Difference = IC_Value2 - IC_Value1; //subtraction is correct regardless of direction as long as all vars are same size as registers and are unsigned. When IC_Value1 > IC_Value2, subtraction wraps back over the same boundary in reverse by same amount.

As we know that in real time systems, interrupts should do the minimum amount of work necessary so that they are as fast as possible, I moved the divide for Frequency calculation to main line code.

Measuring duty cycle

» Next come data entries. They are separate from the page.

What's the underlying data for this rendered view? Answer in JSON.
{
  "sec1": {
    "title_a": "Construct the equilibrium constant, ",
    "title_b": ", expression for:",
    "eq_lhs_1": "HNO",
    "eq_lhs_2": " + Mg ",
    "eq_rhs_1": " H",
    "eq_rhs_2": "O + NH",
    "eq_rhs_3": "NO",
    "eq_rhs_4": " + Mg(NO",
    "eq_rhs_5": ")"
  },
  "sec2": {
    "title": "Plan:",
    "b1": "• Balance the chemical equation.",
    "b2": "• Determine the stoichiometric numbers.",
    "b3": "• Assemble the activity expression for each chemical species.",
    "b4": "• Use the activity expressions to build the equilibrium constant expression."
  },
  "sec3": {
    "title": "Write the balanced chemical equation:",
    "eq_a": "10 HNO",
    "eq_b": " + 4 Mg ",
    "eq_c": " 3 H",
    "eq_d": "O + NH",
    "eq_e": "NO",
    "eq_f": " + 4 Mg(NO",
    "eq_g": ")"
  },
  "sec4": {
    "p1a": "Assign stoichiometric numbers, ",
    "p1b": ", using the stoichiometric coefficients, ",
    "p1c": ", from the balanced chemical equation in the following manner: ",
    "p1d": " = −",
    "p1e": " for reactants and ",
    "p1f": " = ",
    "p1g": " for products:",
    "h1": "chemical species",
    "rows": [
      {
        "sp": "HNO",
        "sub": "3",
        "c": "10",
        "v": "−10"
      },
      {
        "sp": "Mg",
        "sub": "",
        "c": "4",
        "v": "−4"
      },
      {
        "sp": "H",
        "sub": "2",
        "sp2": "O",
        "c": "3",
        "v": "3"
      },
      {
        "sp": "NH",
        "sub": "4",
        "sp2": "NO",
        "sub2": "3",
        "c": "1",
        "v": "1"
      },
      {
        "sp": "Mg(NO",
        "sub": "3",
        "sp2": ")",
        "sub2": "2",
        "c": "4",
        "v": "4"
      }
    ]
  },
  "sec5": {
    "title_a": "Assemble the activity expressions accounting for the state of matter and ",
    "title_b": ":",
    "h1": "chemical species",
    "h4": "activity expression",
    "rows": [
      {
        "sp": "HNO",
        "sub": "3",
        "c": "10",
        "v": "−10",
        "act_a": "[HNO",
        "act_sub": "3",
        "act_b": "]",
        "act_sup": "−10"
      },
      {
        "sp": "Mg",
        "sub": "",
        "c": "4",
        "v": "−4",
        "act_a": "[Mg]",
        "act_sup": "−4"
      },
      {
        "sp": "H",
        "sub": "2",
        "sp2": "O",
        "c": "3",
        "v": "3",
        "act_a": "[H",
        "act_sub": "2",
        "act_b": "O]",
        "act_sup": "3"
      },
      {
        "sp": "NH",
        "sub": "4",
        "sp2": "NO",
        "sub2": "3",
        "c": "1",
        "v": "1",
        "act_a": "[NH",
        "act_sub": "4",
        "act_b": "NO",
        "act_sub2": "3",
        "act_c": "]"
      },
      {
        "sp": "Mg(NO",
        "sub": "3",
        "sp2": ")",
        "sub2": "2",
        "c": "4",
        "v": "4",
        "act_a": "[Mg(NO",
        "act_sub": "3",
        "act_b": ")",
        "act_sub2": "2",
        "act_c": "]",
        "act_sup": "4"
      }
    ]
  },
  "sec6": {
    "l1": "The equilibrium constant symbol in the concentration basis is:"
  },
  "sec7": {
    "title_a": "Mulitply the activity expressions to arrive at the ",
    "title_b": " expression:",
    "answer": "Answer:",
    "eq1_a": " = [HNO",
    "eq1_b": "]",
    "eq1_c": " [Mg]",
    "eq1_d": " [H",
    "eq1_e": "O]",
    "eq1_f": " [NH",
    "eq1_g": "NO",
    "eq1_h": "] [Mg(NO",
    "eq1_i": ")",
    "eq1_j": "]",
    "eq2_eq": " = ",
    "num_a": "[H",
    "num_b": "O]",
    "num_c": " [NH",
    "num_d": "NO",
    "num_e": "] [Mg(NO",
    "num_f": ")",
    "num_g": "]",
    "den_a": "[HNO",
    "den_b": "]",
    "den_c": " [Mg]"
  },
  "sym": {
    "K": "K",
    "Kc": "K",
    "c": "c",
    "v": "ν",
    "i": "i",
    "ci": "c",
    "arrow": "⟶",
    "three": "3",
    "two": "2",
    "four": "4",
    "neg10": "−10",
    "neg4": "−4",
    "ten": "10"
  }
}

In the above code, we were only looking to measure frequency, so the timer was left free-running and we had to do a subtraction to get the time difference between edges. A different technique is used when measuring duty cycle, where the timer is reset on each rising edge - Slave Mode = RESET. This can be done in the peripheral so that there is no interrupt latency involved (does not call an ISR and hence no context saving is needed), which gives a more accurate result. Channel 2 of the same timer is used to trigger on falling edge for the pulse width.

ide showing live variables

Performance improvement using DMA

Using the method of interrupts triggered by edges, this code can measure reliably up to 300 kHz with a 40 % load on the CPU. Signal 4 is the pulse train being measured, Signal 3 is high when the interrupt code is executing:

cpu usage using interrupt version at 300kHz

Above 300 kHz, I can see that the interrupt does not always occur for each pulse, so the frequency value becomes unstable. By learning about DMA from various sources including Edwin Fairchild, and reading the user manual UM1725 these code changes can be made.

Main line code to start and run the frequency measurement:

HAL_TIM_IC_Start_DMA(&htim2, TIM_CHANNEL_1, t2halbuf, 1); 
rccclk = HAL_RCC_GetPCLK1Freq()*2;

/* Infinite loop */
while (1)

    /* USER CODE BEGIN 3 */
    if (Difference != 0)
        Frequency = rccclk / Difference;
        if (IC_Value1 != 0)
            Duty = (IC_Value2*100)/IC_Value1;        

Interrupt routine to record the captured values:

void HAL_TIM_IC_CaptureCallback(TIM_HandleTypeDef *htim)
{//Frequency and Duty Cycle

    if (htim->Channel == HAL_TIM_ACTIVE_CHANNEL_1)  //rising edge
        IC_Value1 = t2ch1halbuf;    //first value
        HAL_TIM_IC_Stop_DMA(&htim2, TIM_CHANNEL_1);
        HAL_TIM_IC_Start_DMA(&htim2, TIM_CHANNEL_2, &t2ch2halbuf, 1);

    if (htim->Channel == HAL_TIM_ACTIVE_CHANNEL_2)  //falling edge
        if (IC_Value1 != 0)
            IC_Value2 = t2ch2halbuf;    //falling edge
            Difference = IC_Value1;
            Duty = 0;

        HAL_TIM_IC_Stop_DMA(&htim2, TIM_CHANNEL_2);
        HAL_TIM_IC_Start_DMA(&htim2, TIM_CHANNEL_1, &t2ch1halbuf, 1);

Although the DMA runs independently from the CPU to copy values from TIM2 to the buffer, we still have to keep restarting the DMA on each interrupt alternately with the two channels and buffers to obtain the values for each edge because the streams for these timer channels share the same DMA channel (3).

DMA channels and streams
The DMA version can measure frequency and duty cycle up to 1.0 MHz when running HCLK=168MHz with a load on the CPU of less than 60% as can be seen below:
scope shot of cpu usage at 1 MHz input

Interestingly, the DMA interrupt handler is taking longer (5.7us) than the Input Capture interrupt handler was taking (1.2us) so this in itself is not the cause of the performance increase. The important difference is that the Input Capture interrupt handler had to run on every falling edge otherwise it started to go wrong, but the DMA version quite happily works even if only triggers an interrupt every few cycles, as can be clearly seen above. The DMA method transfers the results as soon as they are available to a RAM buffer, freeing up the peripheral to start looking for the next trigger and the CPU can read from the buffer much later without any possibility of corrupted data.

Each Input Capture channel can be set to use a prescaler of 2, 4 or 8 to increase the maximum frequency that could be measured by that factor.